**WORK TASK**:
Only the lines from the one with "Give me the" through the final line below belong in the answer, copied exactly and without pictures.
***** INFORMATION SHOWN
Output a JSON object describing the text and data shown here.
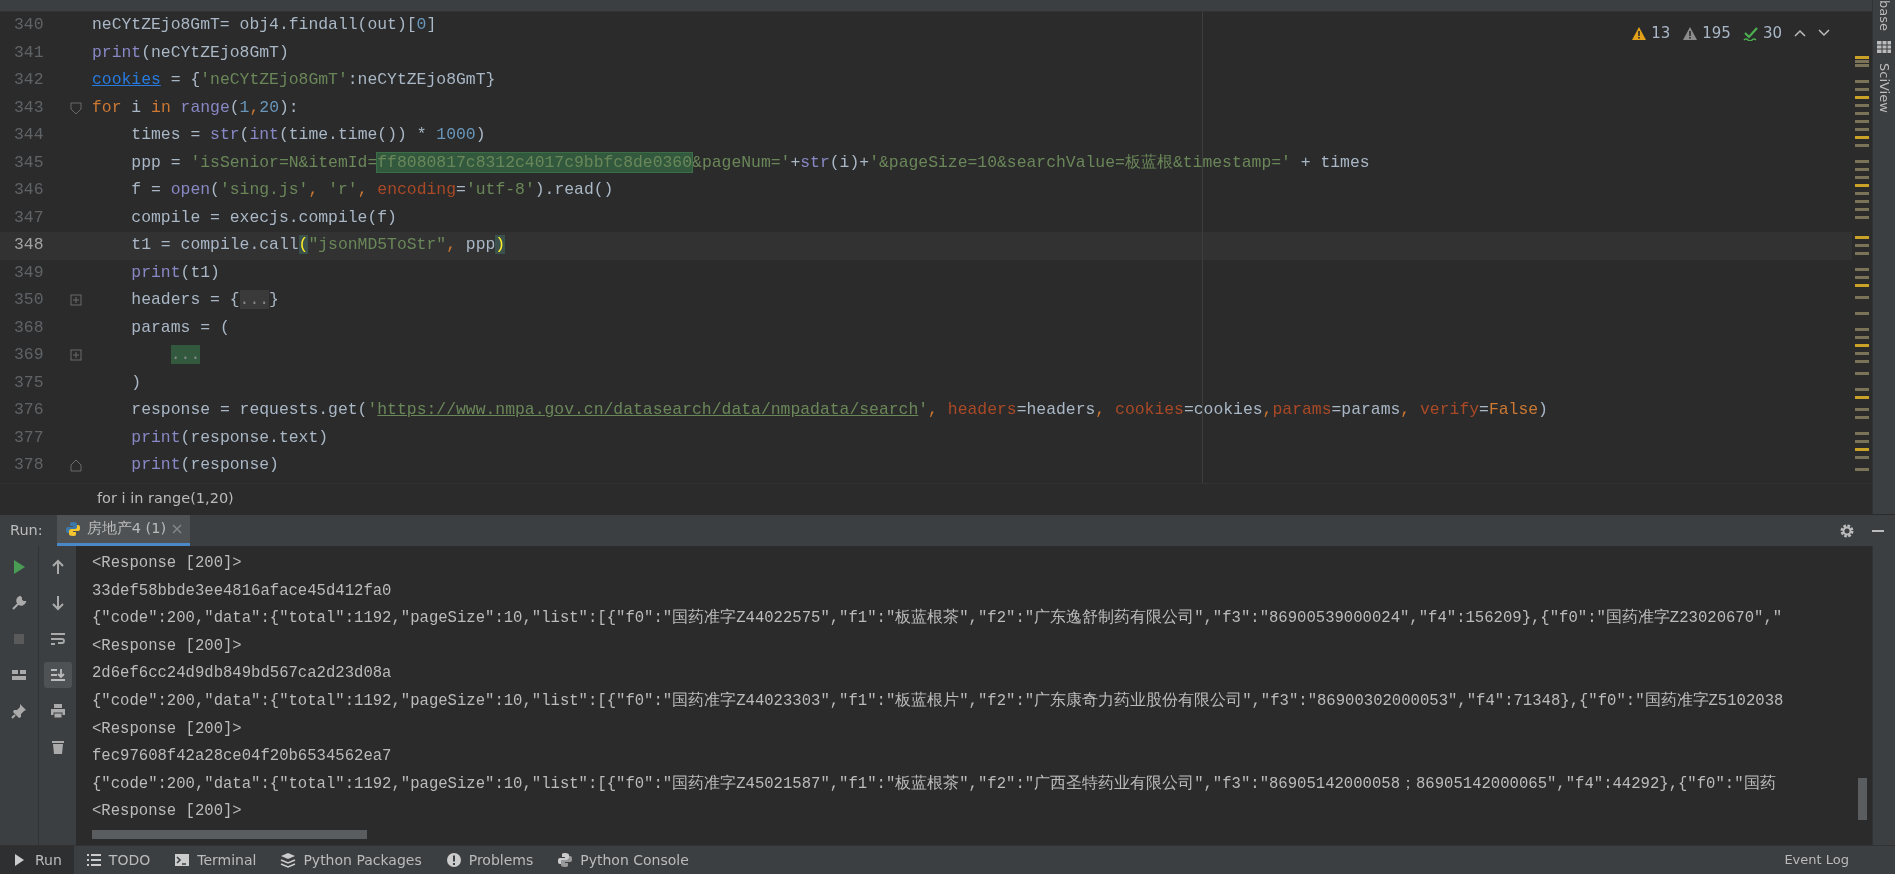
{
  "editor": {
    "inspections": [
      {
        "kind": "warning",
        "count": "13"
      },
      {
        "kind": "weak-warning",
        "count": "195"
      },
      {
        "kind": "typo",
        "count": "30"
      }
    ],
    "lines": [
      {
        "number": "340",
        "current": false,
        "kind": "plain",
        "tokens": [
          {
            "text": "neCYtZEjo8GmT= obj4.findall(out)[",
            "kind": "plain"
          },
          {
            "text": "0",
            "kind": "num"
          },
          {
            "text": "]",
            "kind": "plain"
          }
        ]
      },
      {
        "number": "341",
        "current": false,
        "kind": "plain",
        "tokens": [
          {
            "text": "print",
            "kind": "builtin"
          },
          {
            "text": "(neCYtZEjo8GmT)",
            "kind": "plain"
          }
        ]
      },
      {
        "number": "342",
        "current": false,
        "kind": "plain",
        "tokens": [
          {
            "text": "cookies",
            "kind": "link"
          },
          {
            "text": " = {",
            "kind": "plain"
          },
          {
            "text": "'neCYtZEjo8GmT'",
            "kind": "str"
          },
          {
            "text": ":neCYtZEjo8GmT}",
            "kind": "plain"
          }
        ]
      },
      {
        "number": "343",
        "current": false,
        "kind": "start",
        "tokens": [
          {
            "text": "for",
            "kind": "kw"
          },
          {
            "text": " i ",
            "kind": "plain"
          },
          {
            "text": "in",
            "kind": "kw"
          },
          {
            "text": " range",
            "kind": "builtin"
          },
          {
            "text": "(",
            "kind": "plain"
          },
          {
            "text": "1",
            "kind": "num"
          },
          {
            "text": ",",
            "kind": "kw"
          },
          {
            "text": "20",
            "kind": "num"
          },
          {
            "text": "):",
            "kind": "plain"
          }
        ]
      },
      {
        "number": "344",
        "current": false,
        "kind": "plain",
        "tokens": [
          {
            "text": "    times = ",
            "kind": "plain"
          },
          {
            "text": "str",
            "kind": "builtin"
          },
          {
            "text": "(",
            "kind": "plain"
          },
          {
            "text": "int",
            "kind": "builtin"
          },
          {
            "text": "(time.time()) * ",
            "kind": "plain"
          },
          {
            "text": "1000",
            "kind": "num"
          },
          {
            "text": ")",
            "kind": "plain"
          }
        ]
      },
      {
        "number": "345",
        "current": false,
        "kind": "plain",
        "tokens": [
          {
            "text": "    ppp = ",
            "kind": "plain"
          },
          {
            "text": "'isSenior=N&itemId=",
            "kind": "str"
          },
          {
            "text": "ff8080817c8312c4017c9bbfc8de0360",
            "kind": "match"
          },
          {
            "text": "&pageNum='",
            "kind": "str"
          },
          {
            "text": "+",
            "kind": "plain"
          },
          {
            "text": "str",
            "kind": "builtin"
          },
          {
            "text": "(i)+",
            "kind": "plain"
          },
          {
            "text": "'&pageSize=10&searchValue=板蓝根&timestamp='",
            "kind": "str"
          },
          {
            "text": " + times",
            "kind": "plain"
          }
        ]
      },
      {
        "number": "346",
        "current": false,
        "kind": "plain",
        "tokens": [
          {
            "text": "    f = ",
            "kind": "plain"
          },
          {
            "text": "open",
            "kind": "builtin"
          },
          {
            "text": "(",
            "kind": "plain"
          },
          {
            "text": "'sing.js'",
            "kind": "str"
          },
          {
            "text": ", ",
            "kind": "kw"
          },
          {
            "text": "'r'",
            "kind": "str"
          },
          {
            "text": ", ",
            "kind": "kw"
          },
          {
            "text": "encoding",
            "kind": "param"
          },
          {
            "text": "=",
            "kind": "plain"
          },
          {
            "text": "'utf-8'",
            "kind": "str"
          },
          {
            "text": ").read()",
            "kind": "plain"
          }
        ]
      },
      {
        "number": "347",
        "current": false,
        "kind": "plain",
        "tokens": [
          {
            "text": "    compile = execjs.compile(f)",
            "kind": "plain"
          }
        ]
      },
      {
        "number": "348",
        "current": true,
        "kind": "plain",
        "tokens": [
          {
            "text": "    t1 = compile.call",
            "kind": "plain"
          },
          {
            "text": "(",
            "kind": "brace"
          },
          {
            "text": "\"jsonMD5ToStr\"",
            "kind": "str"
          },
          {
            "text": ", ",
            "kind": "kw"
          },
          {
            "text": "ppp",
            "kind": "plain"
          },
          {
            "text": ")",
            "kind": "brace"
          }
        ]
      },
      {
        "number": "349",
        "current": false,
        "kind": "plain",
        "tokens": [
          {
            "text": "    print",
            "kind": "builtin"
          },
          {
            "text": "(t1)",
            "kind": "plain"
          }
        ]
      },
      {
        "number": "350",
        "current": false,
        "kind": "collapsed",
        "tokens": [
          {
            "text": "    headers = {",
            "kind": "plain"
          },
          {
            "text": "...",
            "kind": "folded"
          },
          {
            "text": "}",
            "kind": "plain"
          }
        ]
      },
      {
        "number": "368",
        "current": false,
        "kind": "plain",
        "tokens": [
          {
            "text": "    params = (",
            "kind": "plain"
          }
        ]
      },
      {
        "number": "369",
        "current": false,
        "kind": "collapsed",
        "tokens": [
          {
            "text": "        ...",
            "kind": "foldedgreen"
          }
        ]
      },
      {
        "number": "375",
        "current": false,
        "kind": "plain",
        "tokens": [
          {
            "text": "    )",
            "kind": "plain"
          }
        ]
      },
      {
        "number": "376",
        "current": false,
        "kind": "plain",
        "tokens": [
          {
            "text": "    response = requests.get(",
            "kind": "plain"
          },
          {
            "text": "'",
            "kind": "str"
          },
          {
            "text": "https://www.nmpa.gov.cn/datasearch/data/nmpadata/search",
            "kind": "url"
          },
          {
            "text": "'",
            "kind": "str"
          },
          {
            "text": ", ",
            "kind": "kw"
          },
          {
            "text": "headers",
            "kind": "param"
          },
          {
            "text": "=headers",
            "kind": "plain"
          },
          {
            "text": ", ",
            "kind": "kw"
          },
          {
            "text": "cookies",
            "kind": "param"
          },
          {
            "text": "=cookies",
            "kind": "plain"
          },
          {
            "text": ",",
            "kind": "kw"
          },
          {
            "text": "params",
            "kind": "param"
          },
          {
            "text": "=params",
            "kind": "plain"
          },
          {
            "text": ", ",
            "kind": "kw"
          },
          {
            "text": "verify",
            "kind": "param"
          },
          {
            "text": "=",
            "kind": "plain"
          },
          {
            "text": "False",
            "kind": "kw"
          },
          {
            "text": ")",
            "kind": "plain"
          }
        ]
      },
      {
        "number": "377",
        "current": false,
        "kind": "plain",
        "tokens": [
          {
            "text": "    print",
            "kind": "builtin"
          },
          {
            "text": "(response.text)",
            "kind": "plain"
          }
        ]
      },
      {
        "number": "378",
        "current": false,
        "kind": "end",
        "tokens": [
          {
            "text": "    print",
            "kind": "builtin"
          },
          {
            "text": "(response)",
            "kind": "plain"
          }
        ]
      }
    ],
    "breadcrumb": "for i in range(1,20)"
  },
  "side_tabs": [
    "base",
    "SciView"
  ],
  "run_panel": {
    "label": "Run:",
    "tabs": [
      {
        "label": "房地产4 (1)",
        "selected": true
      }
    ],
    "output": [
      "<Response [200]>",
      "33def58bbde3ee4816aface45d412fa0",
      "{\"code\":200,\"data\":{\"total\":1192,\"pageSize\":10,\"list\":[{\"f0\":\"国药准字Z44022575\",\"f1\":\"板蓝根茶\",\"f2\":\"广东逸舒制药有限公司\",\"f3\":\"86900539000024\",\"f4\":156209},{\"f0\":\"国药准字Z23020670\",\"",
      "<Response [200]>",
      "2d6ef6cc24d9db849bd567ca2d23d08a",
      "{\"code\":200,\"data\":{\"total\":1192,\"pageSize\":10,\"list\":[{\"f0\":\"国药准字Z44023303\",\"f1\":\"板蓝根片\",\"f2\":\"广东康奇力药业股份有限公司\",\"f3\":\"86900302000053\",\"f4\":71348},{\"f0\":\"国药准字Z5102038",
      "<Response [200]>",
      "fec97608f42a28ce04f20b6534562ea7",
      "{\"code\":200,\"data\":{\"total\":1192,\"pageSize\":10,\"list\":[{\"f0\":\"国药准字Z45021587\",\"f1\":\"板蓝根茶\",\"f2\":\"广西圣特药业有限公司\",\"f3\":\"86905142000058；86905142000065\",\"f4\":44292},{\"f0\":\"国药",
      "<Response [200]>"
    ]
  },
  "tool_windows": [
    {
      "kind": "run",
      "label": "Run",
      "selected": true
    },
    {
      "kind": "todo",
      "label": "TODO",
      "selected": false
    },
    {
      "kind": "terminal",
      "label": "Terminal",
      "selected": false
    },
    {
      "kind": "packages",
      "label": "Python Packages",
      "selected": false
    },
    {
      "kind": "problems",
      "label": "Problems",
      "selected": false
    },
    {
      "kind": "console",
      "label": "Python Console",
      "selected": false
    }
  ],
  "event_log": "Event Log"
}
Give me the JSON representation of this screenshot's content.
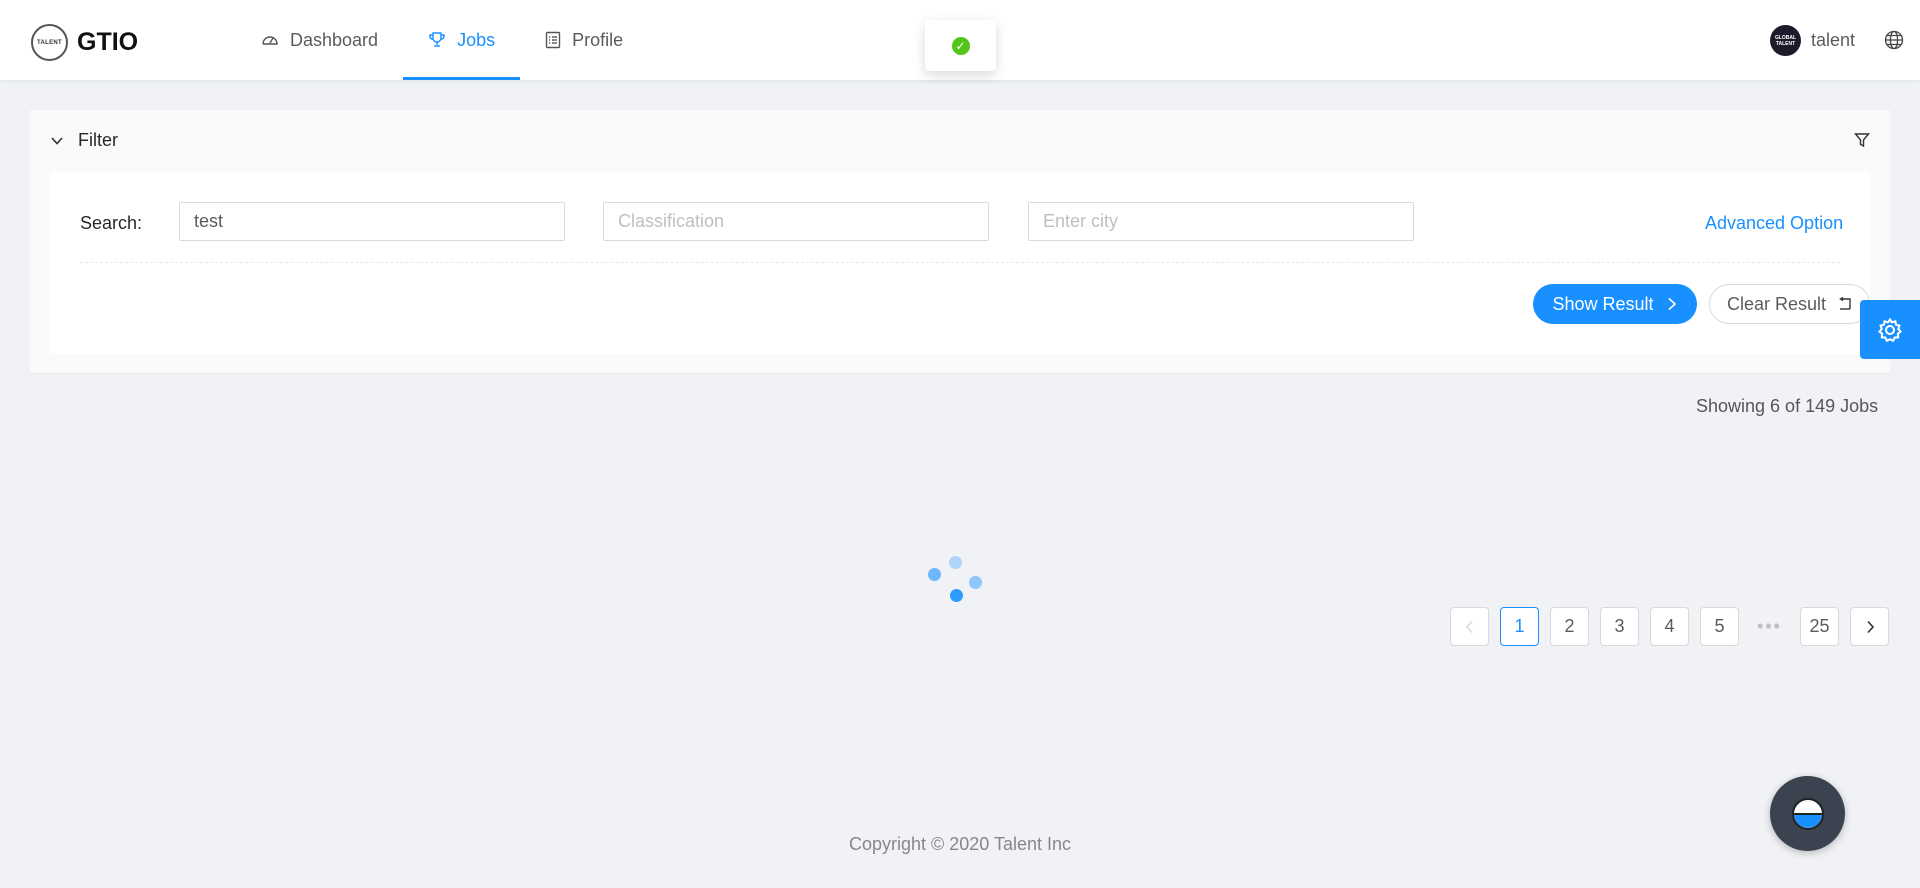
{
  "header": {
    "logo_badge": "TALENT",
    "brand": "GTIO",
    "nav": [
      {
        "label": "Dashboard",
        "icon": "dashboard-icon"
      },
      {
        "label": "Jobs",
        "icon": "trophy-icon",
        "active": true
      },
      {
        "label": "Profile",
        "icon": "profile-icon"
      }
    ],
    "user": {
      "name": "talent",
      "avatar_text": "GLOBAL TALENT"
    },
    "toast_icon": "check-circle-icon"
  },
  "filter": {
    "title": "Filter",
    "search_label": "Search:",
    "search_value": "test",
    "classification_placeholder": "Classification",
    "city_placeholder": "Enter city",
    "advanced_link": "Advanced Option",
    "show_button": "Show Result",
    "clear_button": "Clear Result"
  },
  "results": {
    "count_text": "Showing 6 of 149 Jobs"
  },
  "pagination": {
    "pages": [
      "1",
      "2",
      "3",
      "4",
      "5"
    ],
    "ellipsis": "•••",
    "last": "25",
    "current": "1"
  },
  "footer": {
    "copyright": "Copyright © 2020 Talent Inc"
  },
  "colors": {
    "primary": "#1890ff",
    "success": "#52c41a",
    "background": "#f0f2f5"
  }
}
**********
**OUTPUT OF THE TASK**:
Give me the JSON representation of this screenshot's content.
{
  "header": {
    "logo_badge": "TALENT",
    "brand": "GTIO",
    "nav": [
      {
        "label": "Dashboard",
        "icon": "dashboard-icon"
      },
      {
        "label": "Jobs",
        "icon": "trophy-icon",
        "active": true
      },
      {
        "label": "Profile",
        "icon": "profile-icon"
      }
    ],
    "user": {
      "name": "talent",
      "avatar_text": "GLOBAL TALENT"
    },
    "toast_icon": "check-circle-icon"
  },
  "filter": {
    "title": "Filter",
    "search_label": "Search:",
    "search_value": "test",
    "classification_placeholder": "Classification",
    "city_placeholder": "Enter city",
    "advanced_link": "Advanced Option",
    "show_button": "Show Result",
    "clear_button": "Clear Result"
  },
  "results": {
    "count_text": "Showing 6 of 149 Jobs"
  },
  "pagination": {
    "pages": [
      "1",
      "2",
      "3",
      "4",
      "5"
    ],
    "ellipsis": "•••",
    "last": "25",
    "current": "1"
  },
  "footer": {
    "copyright": "Copyright © 2020 Talent Inc"
  },
  "colors": {
    "primary": "#1890ff",
    "success": "#52c41a",
    "background": "#f0f2f5"
  }
}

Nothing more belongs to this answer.